Problem details >>
What you give back should match the entries below character for character.

____ Provided records

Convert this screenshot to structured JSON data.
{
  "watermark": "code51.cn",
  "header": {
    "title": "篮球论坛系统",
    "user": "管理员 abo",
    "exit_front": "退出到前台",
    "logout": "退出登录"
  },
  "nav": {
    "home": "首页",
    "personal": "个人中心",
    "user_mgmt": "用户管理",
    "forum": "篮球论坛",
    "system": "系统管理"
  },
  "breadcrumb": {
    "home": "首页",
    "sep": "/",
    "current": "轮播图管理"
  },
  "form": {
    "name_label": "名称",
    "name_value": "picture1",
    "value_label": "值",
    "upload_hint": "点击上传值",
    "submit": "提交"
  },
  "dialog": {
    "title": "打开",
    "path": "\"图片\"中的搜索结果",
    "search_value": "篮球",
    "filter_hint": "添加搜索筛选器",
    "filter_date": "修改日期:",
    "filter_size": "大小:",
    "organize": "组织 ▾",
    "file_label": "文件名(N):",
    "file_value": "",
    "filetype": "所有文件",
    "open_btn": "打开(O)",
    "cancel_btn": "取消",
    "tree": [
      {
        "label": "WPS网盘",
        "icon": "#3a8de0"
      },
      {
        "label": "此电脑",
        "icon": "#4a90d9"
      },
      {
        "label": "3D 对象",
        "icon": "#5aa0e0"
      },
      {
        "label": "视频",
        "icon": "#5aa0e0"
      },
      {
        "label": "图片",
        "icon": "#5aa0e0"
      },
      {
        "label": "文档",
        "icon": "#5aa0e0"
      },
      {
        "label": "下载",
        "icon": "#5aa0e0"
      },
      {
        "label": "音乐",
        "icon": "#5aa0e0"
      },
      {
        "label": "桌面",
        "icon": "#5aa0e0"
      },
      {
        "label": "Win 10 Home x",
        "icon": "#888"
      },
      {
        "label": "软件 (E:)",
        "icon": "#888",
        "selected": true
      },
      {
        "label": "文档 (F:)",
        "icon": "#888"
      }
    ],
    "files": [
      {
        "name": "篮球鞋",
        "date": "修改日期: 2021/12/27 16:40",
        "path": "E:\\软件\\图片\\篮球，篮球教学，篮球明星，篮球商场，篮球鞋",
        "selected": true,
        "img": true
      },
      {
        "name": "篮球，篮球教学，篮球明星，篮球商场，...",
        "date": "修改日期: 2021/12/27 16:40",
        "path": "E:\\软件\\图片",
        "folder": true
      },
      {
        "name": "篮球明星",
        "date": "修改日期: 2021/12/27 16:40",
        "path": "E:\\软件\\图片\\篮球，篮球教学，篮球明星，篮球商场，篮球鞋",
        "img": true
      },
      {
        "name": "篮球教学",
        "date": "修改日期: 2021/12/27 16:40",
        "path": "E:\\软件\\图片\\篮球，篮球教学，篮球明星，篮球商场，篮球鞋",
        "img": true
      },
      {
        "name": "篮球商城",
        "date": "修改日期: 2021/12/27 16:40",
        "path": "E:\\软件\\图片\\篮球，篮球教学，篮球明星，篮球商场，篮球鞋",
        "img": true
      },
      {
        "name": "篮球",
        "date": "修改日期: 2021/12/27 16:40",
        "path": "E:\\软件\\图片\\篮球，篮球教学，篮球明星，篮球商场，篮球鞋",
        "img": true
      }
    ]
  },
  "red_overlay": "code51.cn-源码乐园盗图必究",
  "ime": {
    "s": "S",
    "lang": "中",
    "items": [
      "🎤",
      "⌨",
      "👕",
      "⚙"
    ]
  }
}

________

Solved exercise >>
Convert this screenshot to structured JSON data.
{
  "watermark": "code51.cn",
  "header": {
    "title": "篮球论坛系统",
    "user": "管理员 abo",
    "exit_front": "退出到前台",
    "logout": "退出登录"
  },
  "nav": {
    "home": "首页",
    "personal": "个人中心",
    "user_mgmt": "用户管理",
    "forum": "篮球论坛",
    "system": "系统管理"
  },
  "breadcrumb": {
    "home": "首页",
    "sep": "/",
    "current": "轮播图管理"
  },
  "form": {
    "name_label": "名称",
    "name_value": "picture1",
    "value_label": "值",
    "upload_hint": "点击上传值",
    "submit": "提交"
  },
  "dialog": {
    "title": "打开",
    "path": "\"图片\"中的搜索结果",
    "search_value": "篮球",
    "filter_hint": "添加搜索筛选器",
    "filter_date": "修改日期:",
    "filter_size": "大小:",
    "organize": "组织 ▾",
    "file_label": "文件名(N):",
    "file_value": "",
    "filetype": "所有文件",
    "open_btn": "打开(O)",
    "cancel_btn": "取消",
    "tree": [
      {
        "label": "WPS网盘",
        "icon": "#3a8de0"
      },
      {
        "label": "此电脑",
        "icon": "#4a90d9"
      },
      {
        "label": "3D 对象",
        "icon": "#5aa0e0"
      },
      {
        "label": "视频",
        "icon": "#5aa0e0"
      },
      {
        "label": "图片",
        "icon": "#5aa0e0"
      },
      {
        "label": "文档",
        "icon": "#5aa0e0"
      },
      {
        "label": "下载",
        "icon": "#5aa0e0"
      },
      {
        "label": "音乐",
        "icon": "#5aa0e0"
      },
      {
        "label": "桌面",
        "icon": "#5aa0e0"
      },
      {
        "label": "Win 10 Home x",
        "icon": "#888"
      },
      {
        "label": "软件 (E:)",
        "icon": "#888",
        "selected": true
      },
      {
        "label": "文档 (F:)",
        "icon": "#888"
      }
    ],
    "files": [
      {
        "name": "篮球鞋",
        "date": "修改日期: 2021/12/27 16:40",
        "path": "E:\\软件\\图片\\篮球，篮球教学，篮球明星，篮球商场，篮球鞋",
        "selected": true,
        "img": true
      },
      {
        "name": "篮球，篮球教学，篮球明星，篮球商场，...",
        "date": "修改日期: 2021/12/27 16:40",
        "path": "E:\\软件\\图片",
        "folder": true
      },
      {
        "name": "篮球明星",
        "date": "修改日期: 2021/12/27 16:40",
        "path": "E:\\软件\\图片\\篮球，篮球教学，篮球明星，篮球商场，篮球鞋",
        "img": true
      },
      {
        "name": "篮球教学",
        "date": "修改日期: 2021/12/27 16:40",
        "path": "E:\\软件\\图片\\篮球，篮球教学，篮球明星，篮球商场，篮球鞋",
        "img": true
      },
      {
        "name": "篮球商城",
        "date": "修改日期: 2021/12/27 16:40",
        "path": "E:\\软件\\图片\\篮球，篮球教学，篮球明星，篮球商场，篮球鞋",
        "img": true
      },
      {
        "name": "篮球",
        "date": "修改日期: 2021/12/27 16:40",
        "path": "E:\\软件\\图片\\篮球，篮球教学，篮球明星，篮球商场，篮球鞋",
        "img": true
      }
    ]
  },
  "red_overlay": "code51.cn-源码乐园盗图必究",
  "ime": {
    "s": "S",
    "lang": "中",
    "items": [
      "🎤",
      "⌨",
      "👕",
      "⚙"
    ]
  }
}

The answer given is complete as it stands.